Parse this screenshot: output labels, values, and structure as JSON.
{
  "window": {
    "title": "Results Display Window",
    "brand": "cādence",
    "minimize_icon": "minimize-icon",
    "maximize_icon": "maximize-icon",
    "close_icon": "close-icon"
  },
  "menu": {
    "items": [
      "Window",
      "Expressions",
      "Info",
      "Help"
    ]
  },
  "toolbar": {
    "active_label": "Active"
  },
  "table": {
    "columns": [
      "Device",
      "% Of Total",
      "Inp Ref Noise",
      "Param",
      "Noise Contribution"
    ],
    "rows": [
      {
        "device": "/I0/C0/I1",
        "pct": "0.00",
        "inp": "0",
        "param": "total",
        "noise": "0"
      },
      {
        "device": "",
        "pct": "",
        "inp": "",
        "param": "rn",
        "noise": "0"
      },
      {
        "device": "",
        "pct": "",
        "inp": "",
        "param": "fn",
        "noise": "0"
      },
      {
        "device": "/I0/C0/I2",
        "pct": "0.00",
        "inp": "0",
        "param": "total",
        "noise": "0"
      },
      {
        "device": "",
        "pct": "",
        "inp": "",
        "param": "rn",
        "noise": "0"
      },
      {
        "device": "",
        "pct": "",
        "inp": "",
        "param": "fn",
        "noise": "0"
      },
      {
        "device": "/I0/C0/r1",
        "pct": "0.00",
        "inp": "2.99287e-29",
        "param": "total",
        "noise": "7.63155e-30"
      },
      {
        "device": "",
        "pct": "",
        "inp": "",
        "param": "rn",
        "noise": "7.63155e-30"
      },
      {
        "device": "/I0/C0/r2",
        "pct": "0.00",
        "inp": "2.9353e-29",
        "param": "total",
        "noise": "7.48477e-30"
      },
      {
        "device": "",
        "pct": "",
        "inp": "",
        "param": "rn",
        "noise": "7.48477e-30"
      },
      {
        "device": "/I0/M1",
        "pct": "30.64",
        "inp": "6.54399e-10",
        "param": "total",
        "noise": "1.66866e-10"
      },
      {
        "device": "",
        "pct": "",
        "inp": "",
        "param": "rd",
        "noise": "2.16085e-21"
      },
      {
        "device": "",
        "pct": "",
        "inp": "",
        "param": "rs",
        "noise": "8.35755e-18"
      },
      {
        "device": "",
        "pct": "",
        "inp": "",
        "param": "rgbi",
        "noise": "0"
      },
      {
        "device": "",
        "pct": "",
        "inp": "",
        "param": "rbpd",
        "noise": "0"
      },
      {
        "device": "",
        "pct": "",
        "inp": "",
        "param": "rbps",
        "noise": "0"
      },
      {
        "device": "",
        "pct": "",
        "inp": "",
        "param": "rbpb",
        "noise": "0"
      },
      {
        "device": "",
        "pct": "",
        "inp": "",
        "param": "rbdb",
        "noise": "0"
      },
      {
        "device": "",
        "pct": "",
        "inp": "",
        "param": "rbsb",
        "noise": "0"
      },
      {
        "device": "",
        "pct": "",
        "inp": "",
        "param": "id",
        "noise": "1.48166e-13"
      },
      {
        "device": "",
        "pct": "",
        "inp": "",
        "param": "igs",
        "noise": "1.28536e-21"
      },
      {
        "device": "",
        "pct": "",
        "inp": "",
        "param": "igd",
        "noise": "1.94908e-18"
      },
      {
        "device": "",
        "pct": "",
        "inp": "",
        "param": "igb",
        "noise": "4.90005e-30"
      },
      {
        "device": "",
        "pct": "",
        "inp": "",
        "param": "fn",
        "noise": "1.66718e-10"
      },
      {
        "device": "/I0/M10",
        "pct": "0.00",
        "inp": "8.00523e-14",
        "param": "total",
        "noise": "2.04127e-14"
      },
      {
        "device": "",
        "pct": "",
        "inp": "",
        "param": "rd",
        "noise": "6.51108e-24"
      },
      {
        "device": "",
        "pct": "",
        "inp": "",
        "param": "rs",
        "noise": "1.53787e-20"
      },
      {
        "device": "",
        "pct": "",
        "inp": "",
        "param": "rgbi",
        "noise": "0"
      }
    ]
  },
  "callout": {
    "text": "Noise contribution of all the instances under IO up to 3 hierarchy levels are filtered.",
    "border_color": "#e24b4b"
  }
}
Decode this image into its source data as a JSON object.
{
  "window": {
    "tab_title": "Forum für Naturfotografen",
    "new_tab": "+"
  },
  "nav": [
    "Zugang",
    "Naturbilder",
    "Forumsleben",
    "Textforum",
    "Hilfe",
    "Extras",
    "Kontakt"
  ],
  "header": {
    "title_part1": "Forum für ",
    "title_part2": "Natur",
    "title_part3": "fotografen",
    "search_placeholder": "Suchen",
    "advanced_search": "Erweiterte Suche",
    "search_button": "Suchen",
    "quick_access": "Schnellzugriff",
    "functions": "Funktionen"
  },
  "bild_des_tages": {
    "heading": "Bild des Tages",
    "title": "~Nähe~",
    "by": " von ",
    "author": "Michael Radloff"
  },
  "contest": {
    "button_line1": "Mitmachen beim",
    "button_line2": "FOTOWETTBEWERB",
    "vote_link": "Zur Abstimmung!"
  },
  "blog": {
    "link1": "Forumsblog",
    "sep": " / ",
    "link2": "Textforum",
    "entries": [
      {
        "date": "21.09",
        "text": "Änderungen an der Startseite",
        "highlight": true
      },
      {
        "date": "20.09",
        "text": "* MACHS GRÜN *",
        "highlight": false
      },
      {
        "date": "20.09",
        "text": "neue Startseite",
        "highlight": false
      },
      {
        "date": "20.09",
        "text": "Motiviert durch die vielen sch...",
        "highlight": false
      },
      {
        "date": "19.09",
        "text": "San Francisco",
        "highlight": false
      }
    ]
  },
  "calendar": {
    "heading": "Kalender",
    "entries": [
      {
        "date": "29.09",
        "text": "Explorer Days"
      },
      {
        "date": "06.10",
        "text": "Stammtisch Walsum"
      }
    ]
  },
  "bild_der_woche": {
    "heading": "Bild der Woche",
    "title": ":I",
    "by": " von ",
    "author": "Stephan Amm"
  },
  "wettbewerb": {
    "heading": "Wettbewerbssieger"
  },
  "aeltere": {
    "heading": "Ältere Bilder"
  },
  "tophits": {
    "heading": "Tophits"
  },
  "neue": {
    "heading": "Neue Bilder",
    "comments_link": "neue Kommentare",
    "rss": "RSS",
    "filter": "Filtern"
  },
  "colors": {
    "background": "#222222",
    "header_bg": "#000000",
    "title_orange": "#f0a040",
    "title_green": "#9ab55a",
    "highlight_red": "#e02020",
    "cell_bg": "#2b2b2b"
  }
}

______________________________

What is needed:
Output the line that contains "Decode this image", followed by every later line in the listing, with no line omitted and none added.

Written reply:
Decode this image into its source data as a JSON object.
{
  "window": {
    "tab_title": "Forum für Naturfotografen",
    "new_tab": "+"
  },
  "nav": [
    "Zugang",
    "Naturbilder",
    "Forumsleben",
    "Textforum",
    "Hilfe",
    "Extras",
    "Kontakt"
  ],
  "header": {
    "title_part1": "Forum für ",
    "title_part2": "Natur",
    "title_part3": "fotografen",
    "search_placeholder": "Suchen",
    "advanced_search": "Erweiterte Suche",
    "search_button": "Suchen",
    "quick_access": "Schnellzugriff",
    "functions": "Funktionen"
  },
  "bild_des_tages": {
    "heading": "Bild des Tages",
    "title": "~Nähe~",
    "by": " von ",
    "author": "Michael Radloff"
  },
  "contest": {
    "button_line1": "Mitmachen beim",
    "button_line2": "FOTOWETTBEWERB",
    "vote_link": "Zur Abstimmung!"
  },
  "blog": {
    "link1": "Forumsblog",
    "sep": " / ",
    "link2": "Textforum",
    "entries": [
      {
        "date": "21.09",
        "text": "Änderungen an der Startseite",
        "highlight": true
      },
      {
        "date": "20.09",
        "text": "* MACHS GRÜN *",
        "highlight": false
      },
      {
        "date": "20.09",
        "text": "neue Startseite",
        "highlight": false
      },
      {
        "date": "20.09",
        "text": "Motiviert durch die vielen sch...",
        "highlight": false
      },
      {
        "date": "19.09",
        "text": "San Francisco",
        "highlight": false
      }
    ]
  },
  "calendar": {
    "heading": "Kalender",
    "entries": [
      {
        "date": "29.09",
        "text": "Explorer Days"
      },
      {
        "date": "06.10",
        "text": "Stammtisch Walsum"
      }
    ]
  },
  "bild_der_woche": {
    "heading": "Bild der Woche",
    "title": ":I",
    "by": " von ",
    "author": "Stephan Amm"
  },
  "wettbewerb": {
    "heading": "Wettbewerbssieger"
  },
  "aeltere": {
    "heading": "Ältere Bilder"
  },
  "tophits": {
    "heading": "Tophits"
  },
  "neue": {
    "heading": "Neue Bilder",
    "comments_link": "neue Kommentare",
    "rss": "RSS",
    "filter": "Filtern"
  },
  "colors": {
    "background": "#222222",
    "header_bg": "#000000",
    "title_orange": "#f0a040",
    "title_green": "#9ab55a",
    "highlight_red": "#e02020",
    "cell_bg": "#2b2b2b"
  }
}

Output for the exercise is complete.